WHAT IS BEING ASKED:
Below is a set of records; reproduce them exactly without their pictures.

ENTRIES SUPPLIED:
----------------------------------------

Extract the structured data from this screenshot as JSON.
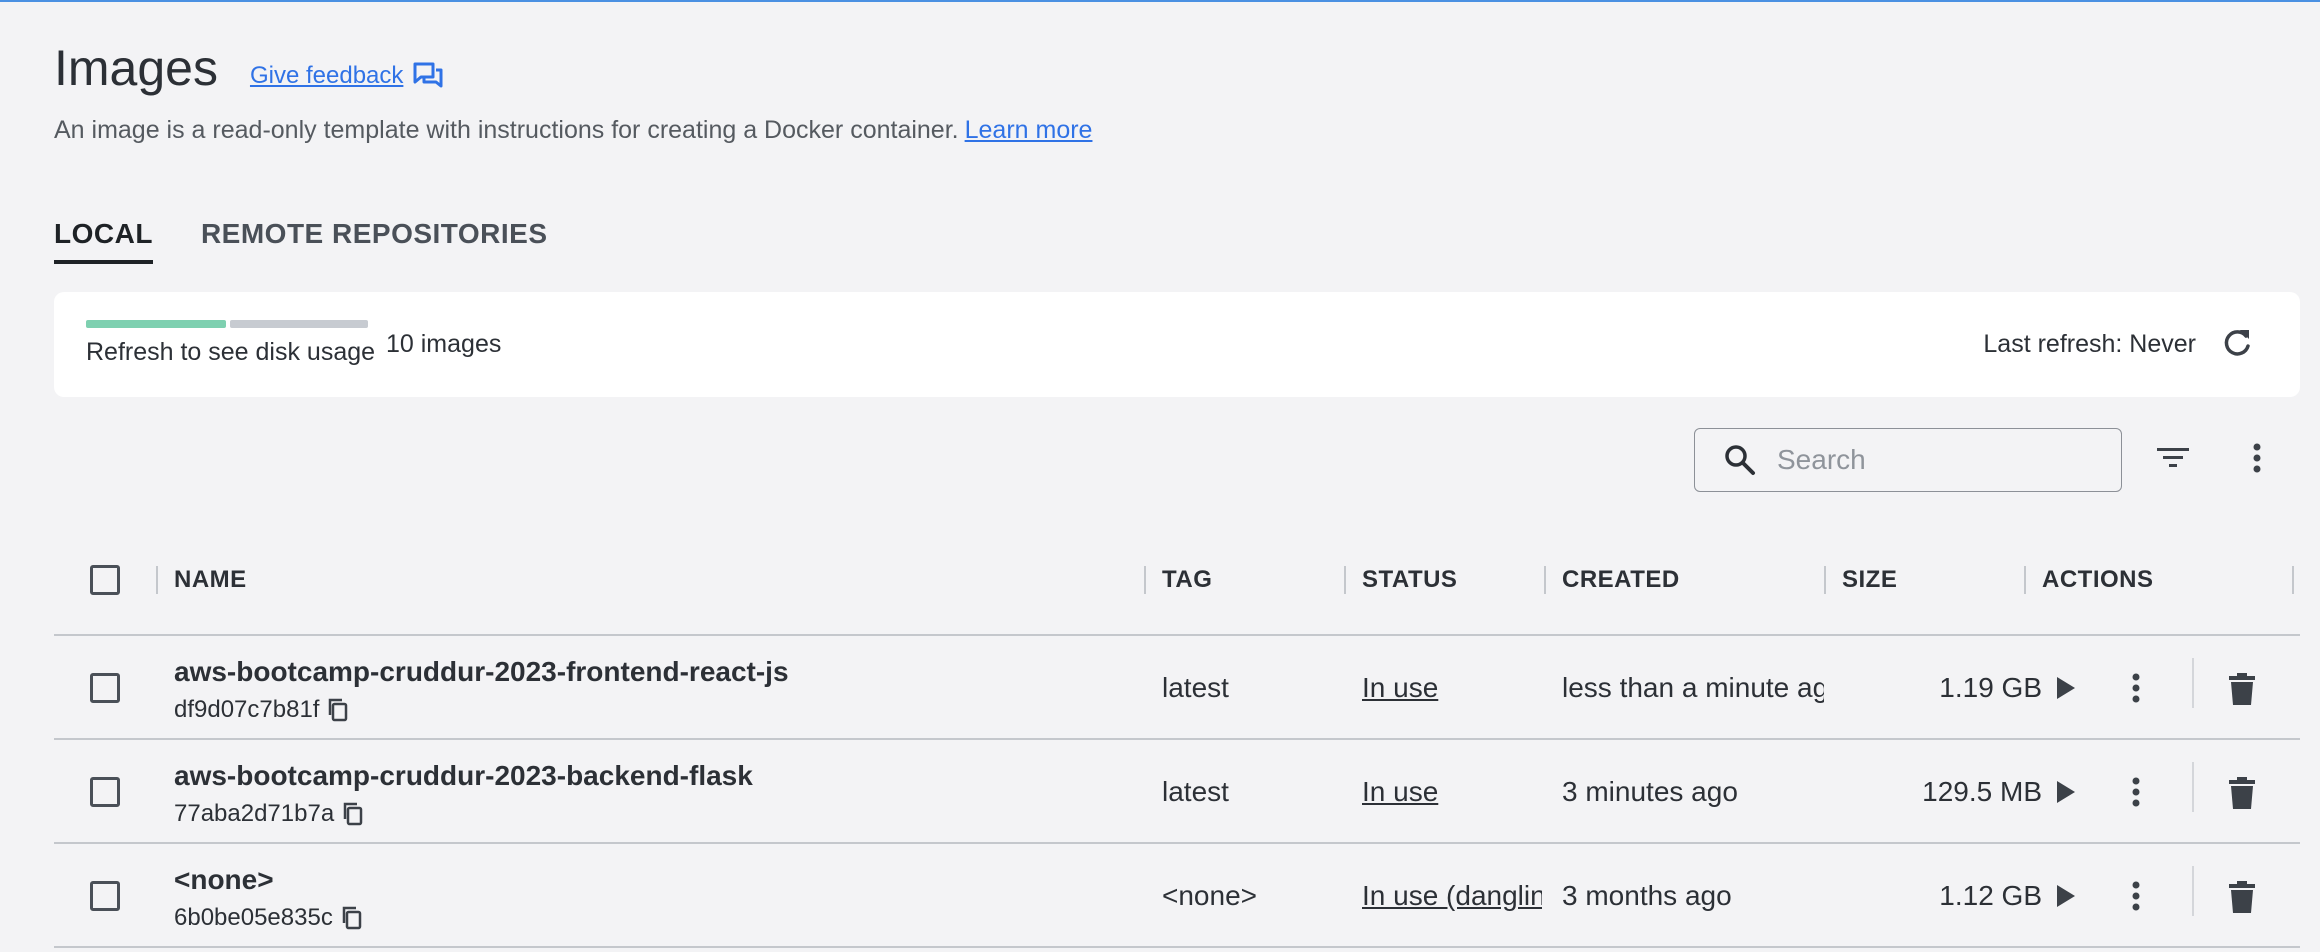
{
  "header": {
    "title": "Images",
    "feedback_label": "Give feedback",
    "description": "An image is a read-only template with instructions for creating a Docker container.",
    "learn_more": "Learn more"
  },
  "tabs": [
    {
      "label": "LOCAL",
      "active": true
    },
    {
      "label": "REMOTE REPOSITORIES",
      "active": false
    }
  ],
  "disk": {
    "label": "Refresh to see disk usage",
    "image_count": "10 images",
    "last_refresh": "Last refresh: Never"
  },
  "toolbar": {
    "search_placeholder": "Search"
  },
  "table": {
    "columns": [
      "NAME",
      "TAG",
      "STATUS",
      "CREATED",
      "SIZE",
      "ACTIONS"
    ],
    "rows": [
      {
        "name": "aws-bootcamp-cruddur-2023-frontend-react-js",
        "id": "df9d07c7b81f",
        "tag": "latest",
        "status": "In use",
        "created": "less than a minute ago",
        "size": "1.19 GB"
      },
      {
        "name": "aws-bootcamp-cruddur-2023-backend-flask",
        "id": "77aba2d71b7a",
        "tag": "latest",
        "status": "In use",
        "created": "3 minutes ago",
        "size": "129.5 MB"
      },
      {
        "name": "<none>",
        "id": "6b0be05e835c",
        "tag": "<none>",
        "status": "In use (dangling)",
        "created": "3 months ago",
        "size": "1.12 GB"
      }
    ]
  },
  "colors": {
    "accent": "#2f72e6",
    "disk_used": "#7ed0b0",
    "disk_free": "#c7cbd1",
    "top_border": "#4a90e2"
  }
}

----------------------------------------

ANSWER SPACE:
Extract the structured data from this screenshot as JSON.
{
  "header": {
    "title": "Images",
    "feedback_label": "Give feedback",
    "description": "An image is a read-only template with instructions for creating a Docker container.",
    "learn_more": "Learn more"
  },
  "tabs": [
    {
      "label": "LOCAL",
      "active": true
    },
    {
      "label": "REMOTE REPOSITORIES",
      "active": false
    }
  ],
  "disk": {
    "label": "Refresh to see disk usage",
    "image_count": "10 images",
    "last_refresh": "Last refresh: Never"
  },
  "toolbar": {
    "search_placeholder": "Search"
  },
  "table": {
    "columns": [
      "NAME",
      "TAG",
      "STATUS",
      "CREATED",
      "SIZE",
      "ACTIONS"
    ],
    "rows": [
      {
        "name": "aws-bootcamp-cruddur-2023-frontend-react-js",
        "id": "df9d07c7b81f",
        "tag": "latest",
        "status": "In use",
        "created": "less than a minute ago",
        "size": "1.19 GB"
      },
      {
        "name": "aws-bootcamp-cruddur-2023-backend-flask",
        "id": "77aba2d71b7a",
        "tag": "latest",
        "status": "In use",
        "created": "3 minutes ago",
        "size": "129.5 MB"
      },
      {
        "name": "<none>",
        "id": "6b0be05e835c",
        "tag": "<none>",
        "status": "In use (dangling)",
        "created": "3 months ago",
        "size": "1.12 GB"
      }
    ]
  },
  "colors": {
    "accent": "#2f72e6",
    "disk_used": "#7ed0b0",
    "disk_free": "#c7cbd1",
    "top_border": "#4a90e2"
  }
}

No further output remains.